Creating a single place to learn and interact is also important because all forms of learning—formal, informal, and experiential—are needed to develop agile employees who can acquire new skills and competencies and adapt to change in a fast-evolving work environment. The worst thing to do is throw a bunch of different tools at newly remote employees, confusing them about where to spend their time; it actually can make their lives harder. A small, unified tool set simplifies the work-from-home experience and ensures faster and easier adoption.

So, when determining your technology strategy, remember that the future is more uncertain than ever before. Critical workforce decisions shouldn’t be made willfully or on instinct. In addition, data-driven decision-making—a low priority in many organizations—will be critical to adapt to ongoing disruption. Looking at the big picture, having tools in one place to analyze data enables easy adjustment to government legislation and programs and facilitates workforce planning that will continually evolve.

What Values and Behaviors Can You Establish Now that Will Drive Success in the Post-Pandemic Workplace?
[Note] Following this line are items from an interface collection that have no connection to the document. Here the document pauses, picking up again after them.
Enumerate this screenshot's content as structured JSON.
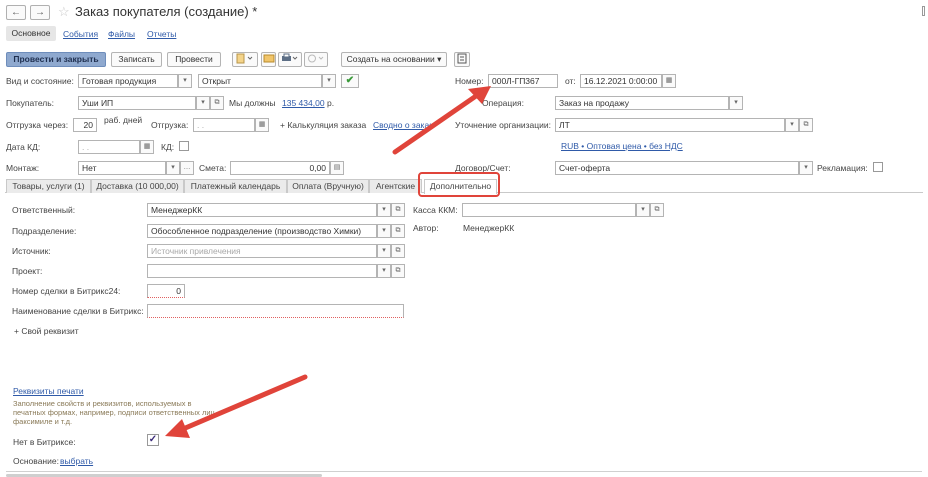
{
  "window": {
    "title": "Заказ покупателя (создание) *",
    "back_icon": "←",
    "forward_icon": "→",
    "star_icon": "☆"
  },
  "nav_tabs": [
    "Основное",
    "События",
    "Файлы",
    "Отчеты"
  ],
  "toolbar": {
    "post_close": "Провести и закрыть",
    "save": "Записать",
    "post": "Провести",
    "create_based": "Создать на основании"
  },
  "header": {
    "state_label": "Вид и состояние:",
    "state_type": "Готовая продукция",
    "state_status": "Открыт",
    "number_label": "Номер:",
    "number_value": "000Л-ГП367",
    "date_label": "от:",
    "date_value": "16.12.2021  0:00:00",
    "customer_label": "Покупатель:",
    "customer_value": "Уши ИП",
    "debt_prefix": "Мы должны",
    "debt_amount": "135 434,00",
    "debt_currency": "р.",
    "operation_label": "Операция:",
    "operation_value": "Заказ на продажу",
    "ship_after_label": "Отгрузка через:",
    "ship_after_value": "20",
    "ship_after_unit": "раб. дней",
    "ship_label": "Отгрузка:",
    "ship_value": ". .",
    "calc_label": "+ Калькуляция заказа",
    "summary_link": "Сводно о заказе",
    "org_label": "Уточнение организации:",
    "org_value": "ЛТ",
    "kd_date_label": "Дата КД:",
    "kd_date_value": ". .",
    "kd_label": "КД:",
    "price_link": "RUB • Оптовая цена • без НДС",
    "mount_label": "Монтаж:",
    "mount_value": "Нет",
    "estimate_label": "Смета:",
    "estimate_value": "0,00",
    "contract_label": "Договор/Счет:",
    "contract_value": "Счет-оферта",
    "reclamation_label": "Рекламация:"
  },
  "tabs": [
    "Товары, услуги (1)",
    "Доставка (10 000,00)",
    "Платежный календарь",
    "Оплата (Вручную)",
    "Агентские",
    "Дополнительно"
  ],
  "extra": {
    "responsible_label": "Ответственный:",
    "responsible_value": "МенеджерКК",
    "cash_label": "Касса ККМ:",
    "division_label": "Подразделение:",
    "division_value": "Обособленное подразделение (производство Химки)",
    "author_label": "Автор:",
    "author_value": "МенеджерКК",
    "source_label": "Источник:",
    "source_placeholder": "Источник привлечения",
    "project_label": "Проект:",
    "deal_number_label": "Номер сделки в Битрикс24:",
    "deal_number_value": "0",
    "deal_name_label": "Наименование сделки в Битрикс:",
    "custom_prop": "+ Свой реквизит",
    "print_props_link": "Реквизиты печати",
    "print_hint": [
      "Заполнение свойств и реквизитов, используемых в",
      "печатных формах, например, подписи ответственных лиц,",
      "факсимиле и т.д."
    ],
    "not_in_bitrix_label": "Нет в Битриксе:",
    "basis_label": "Основание:",
    "basis_link": "выбрать"
  },
  "colors": {
    "accent": "#e0443a",
    "link": "#2f5aa8",
    "primary_button": "#8fa9cf",
    "check_green": "#3a9a3a"
  }
}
When the pandemic hit, leaders responded rapidly with many different actions largely focused on employee well-being, engagement, and business continuity. Those focuses should continue, but now there are longer-term strategies to consider. Here are critical questions organizations are weighing, based on interviews with more than 100 organizations:

  • Is there a team working on adapting and implementing new processes and workflows that will persist beyond the current situation?
  • How will we measure and evaluate the success of remote work and how it has been managed?
  • How will we analyze the cost/benefit of continuing remote work for certain job roles, business units, or locations after social-distancing restrictions are lifted/relaxed?
  • How should we plan and manage the ongoing transition? Should planning be centralized, decentralized, or hybrid?
  • How do we ensure planning and administration is inclusive?
  • Which of our management practices over the last several months have been most successful and how do we keep the momentum going?
  • Should decisions about remote versus onsite work be made based on business need or safety, or should there also be some flexibility based on job role and employee preference?
  • Since some HR policies and guidelines (work-at-home policies, flexible work hours, benefits, etc.) have been amended during COVID-19, will those policies and guidelines return to their former state, stay the same for a period, or evolve over time?
  • What should be the guiding principles for managing the ambiguity of ongoing change?
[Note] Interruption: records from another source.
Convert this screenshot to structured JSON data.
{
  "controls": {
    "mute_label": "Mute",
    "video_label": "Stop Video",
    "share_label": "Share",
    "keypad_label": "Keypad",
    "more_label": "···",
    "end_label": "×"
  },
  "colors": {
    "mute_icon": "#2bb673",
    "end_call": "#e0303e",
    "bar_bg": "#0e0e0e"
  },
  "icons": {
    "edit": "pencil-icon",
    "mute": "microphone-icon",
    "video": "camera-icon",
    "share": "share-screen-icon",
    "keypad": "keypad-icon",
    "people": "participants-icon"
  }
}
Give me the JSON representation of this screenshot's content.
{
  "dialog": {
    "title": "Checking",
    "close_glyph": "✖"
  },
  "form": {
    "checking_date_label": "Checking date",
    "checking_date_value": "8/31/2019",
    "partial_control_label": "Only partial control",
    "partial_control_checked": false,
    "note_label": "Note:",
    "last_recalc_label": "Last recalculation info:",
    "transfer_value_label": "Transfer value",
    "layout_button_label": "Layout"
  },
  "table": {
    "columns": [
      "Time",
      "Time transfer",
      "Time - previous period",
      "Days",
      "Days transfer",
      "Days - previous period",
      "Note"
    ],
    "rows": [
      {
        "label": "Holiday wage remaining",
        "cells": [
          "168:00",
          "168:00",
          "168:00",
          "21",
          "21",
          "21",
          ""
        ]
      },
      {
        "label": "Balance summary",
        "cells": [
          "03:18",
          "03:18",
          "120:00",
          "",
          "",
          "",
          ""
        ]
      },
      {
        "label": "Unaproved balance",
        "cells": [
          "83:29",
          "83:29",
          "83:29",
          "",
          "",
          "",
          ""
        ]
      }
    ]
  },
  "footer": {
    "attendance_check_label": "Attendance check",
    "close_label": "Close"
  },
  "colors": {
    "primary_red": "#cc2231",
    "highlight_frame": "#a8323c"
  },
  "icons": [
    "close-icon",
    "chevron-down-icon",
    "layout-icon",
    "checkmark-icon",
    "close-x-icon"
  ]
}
The New Normal = The Future of Work

The answers to the questions we posed about change management planning will vary greatly by organization. Brandon Hall Group has conducted considerable research on the future of work and how to create great everyday employee experiences to drive employee engagement. This Employee Experience Model offers valuable guidance on how to think about the future. The model has six pillars, each covering several strategies, and all are underscored and supported by technology (the graphic can be downloaded at the end of this article).
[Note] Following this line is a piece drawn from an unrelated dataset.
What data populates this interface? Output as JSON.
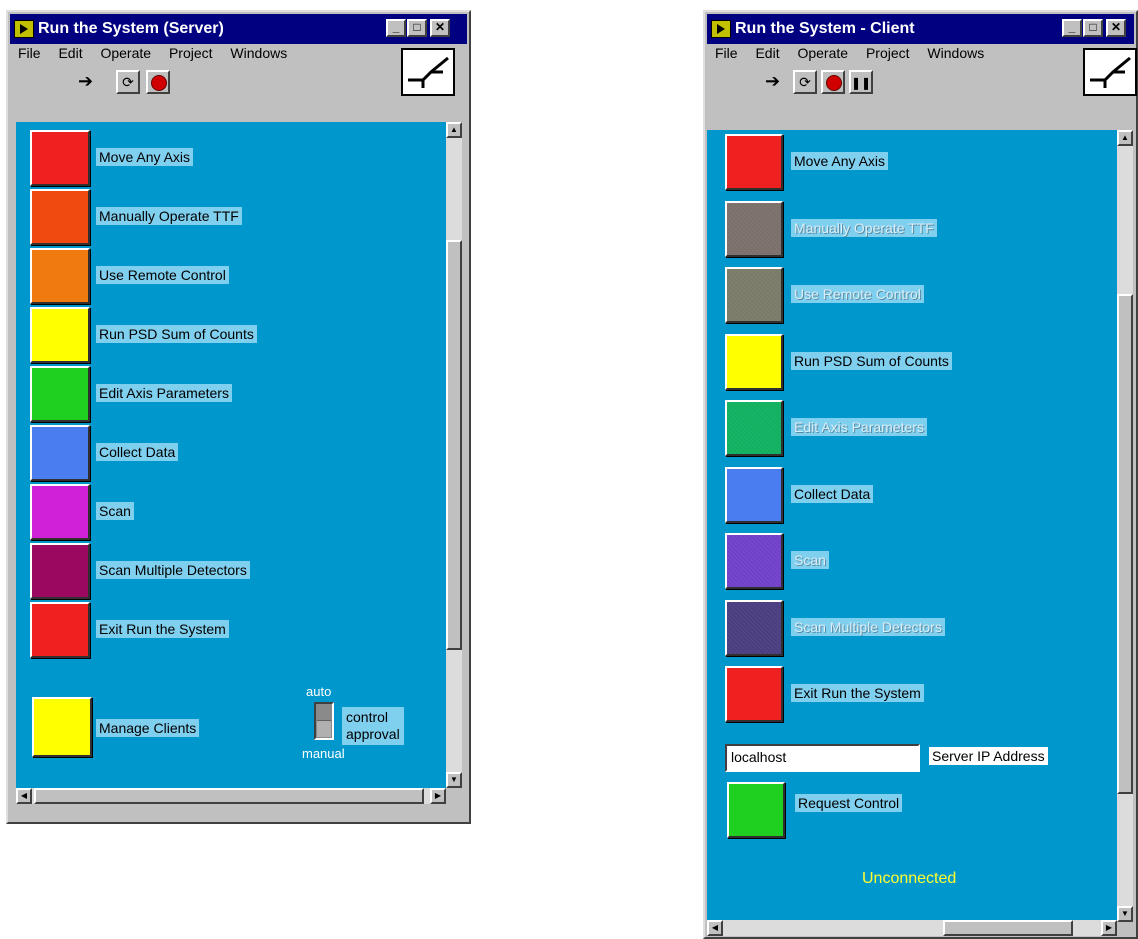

There are basic considerations that bridge across all the elements in the model:

  • Awareness of goals and objectives
  • Transparent communication
  • A focus on growth, progress, and development
  • Recognition
  • Accountability

How your organization views and implements each pillar and applies it to technology decisions will play a defining role in its success in the new normal that is our future.

To download a complimentary copy of Brandon Hall Group’s Managing Remotely During Disruption Playbook-Research and Guidance for COVID-19 and Beyond, click here.

Claude Werder is senior vice president of Research Operations and principal Human Capital Management (HCM) analyst at Brandon Hall Group. The firm’s vision is to inspire a better workplace experience, and its mission is to empower excellence in organizations around the world through its research and tools. Brandon Hall Group has five HCM practices and produces the Brandon Hall Group HCM Excellence Awards and the annual HCM Excellence Conference, in West Palm Beach, FL.